Reflections from the UK-Africa Health Summit 2024

March 28, 2024

This week I had the pleasure of attending The UK-Africa Health Summit. The conference explores global health and sheds light on the intricate web of challenges faced by the health workforce worldwide and the growing movement of health professionals engaging in cross border collaboration. 

The UK-Africa Health Summit 2024 focused on three core themes:
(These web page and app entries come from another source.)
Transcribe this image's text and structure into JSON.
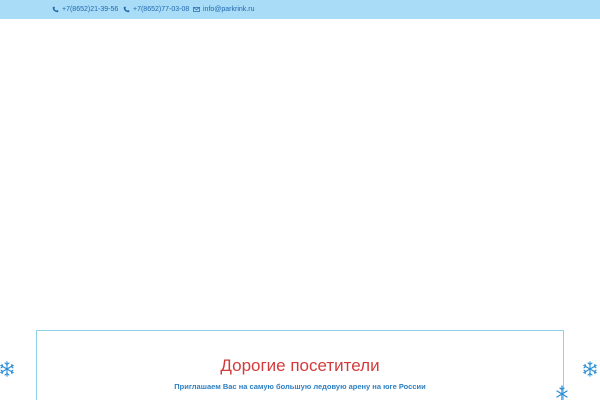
{
  "topbar": {
    "phone1": "+7(8652)21-39-56",
    "phone2": "+7(8652)77-03-08",
    "email": "info@parkrink.ru",
    "phone_icon": "phone-icon",
    "email_icon": "envelope-icon",
    "background_color": "#a8dcf7",
    "link_color": "#2468b0"
  },
  "notice": {
    "title": "Дорогие посетители",
    "subtitle": "Приглашаем Вас на самую большую ледовую арену на юге России",
    "title_color": "#d43a3a",
    "subtitle_color": "#2d7fc1",
    "border_color": "#8fd3e8"
  },
  "decorations": {
    "left_icon": "snowflake-icon",
    "right_icon": "snowflake-icon",
    "color": "#2a8fd6"
  }
}
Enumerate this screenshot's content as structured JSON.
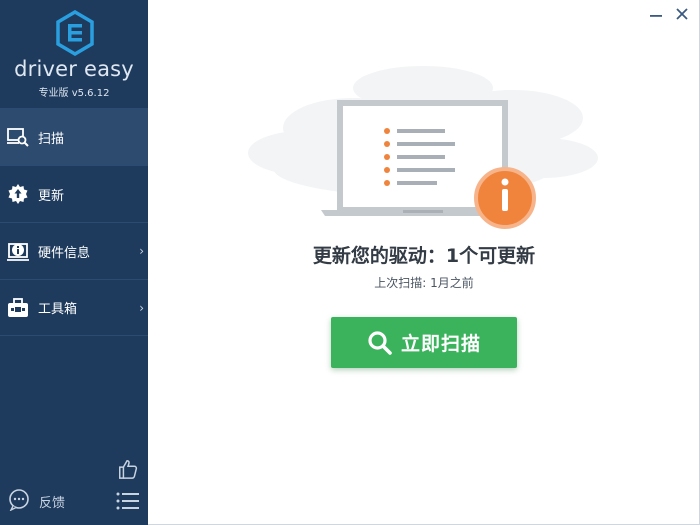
{
  "brand": {
    "name": "driver easy",
    "edition": "专业版 v5.6.12"
  },
  "sidebar": {
    "items": [
      {
        "label": "扫描",
        "icon": "scan-monitor-icon"
      },
      {
        "label": "更新",
        "icon": "gear-update-icon"
      },
      {
        "label": "硬件信息",
        "icon": "hardware-info-icon",
        "chevron": "›"
      },
      {
        "label": "工具箱",
        "icon": "toolbox-icon",
        "chevron": "›"
      }
    ],
    "feedback_label": "反馈"
  },
  "main": {
    "headline": "更新您的驱动：1个可更新",
    "last_scan": "上次扫描: 1月之前",
    "scan_button_label": "立即扫描"
  },
  "colors": {
    "sidebar_bg": "#1e3b5e",
    "sidebar_active": "#2d4a6f",
    "accent_green": "#3bb35c",
    "accent_orange": "#f0843c",
    "logo_blue": "#2a9fe0"
  }
}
  1. How cross border collaborations are catalysing new alliances and energising the global health community through an increasingly confident diaspora community who bring first-hand knowledge of diverse health systems.
  2. Health workforce mobility, with a particular focus on the factors driving migration and its impact on healthcare delivery, as well as efforts being made to support and retain healthcare staff.
  3. How a global workforce is collaborating to address the critical challenge of escalating antibiotic resistance, and anticipating the High-Level Meeting on AMR which will take place in New York in September 2024.

It was a fantastic opportunity to share and learn from people working in different countries and fields, and put into practice innovations to have a bigger impact in global health together – really what these kind of events should be about!

Key takeaways

  • No health system has a monopoly of knowledge – too right, there’s no perfect health system, we need to be humble and curious to learn from every country. I’m always especially interested in innovations bringing care closer to communities, worth checking out the mobile labs used to combat Ebola in Uganda highlighted by Dr Diana Atwine.
  • There’s ‘No health without a workforce’ (see above visual from Jim Campbell at the World Health Organization). The global health workforce shortage is a global problem, it’s counter productive to try to just sort out your own country, nobody wins. Mutual brain gain vs brain drain must be the goal. Properly valuing and paying health workers (large majority female) in every community is obviously essential, but we must also address this problem through widely sharing best-in-class tech, skills and practices.Tech enhances the capabilities of the health workers we have, it makes their roles better and more rewarding, and means we can shift tasks to a broader range of community health workers in even the remotest communities.Many thanks to Ben Simms Louise McGrath Richard Skone James and everyone at Tropical Health and Education Trust (THET) involved in organising.

    Rich Bryson, CEO of Spirit Health Foundation

    Rich Bryson, CEO of Spirit Health Foundation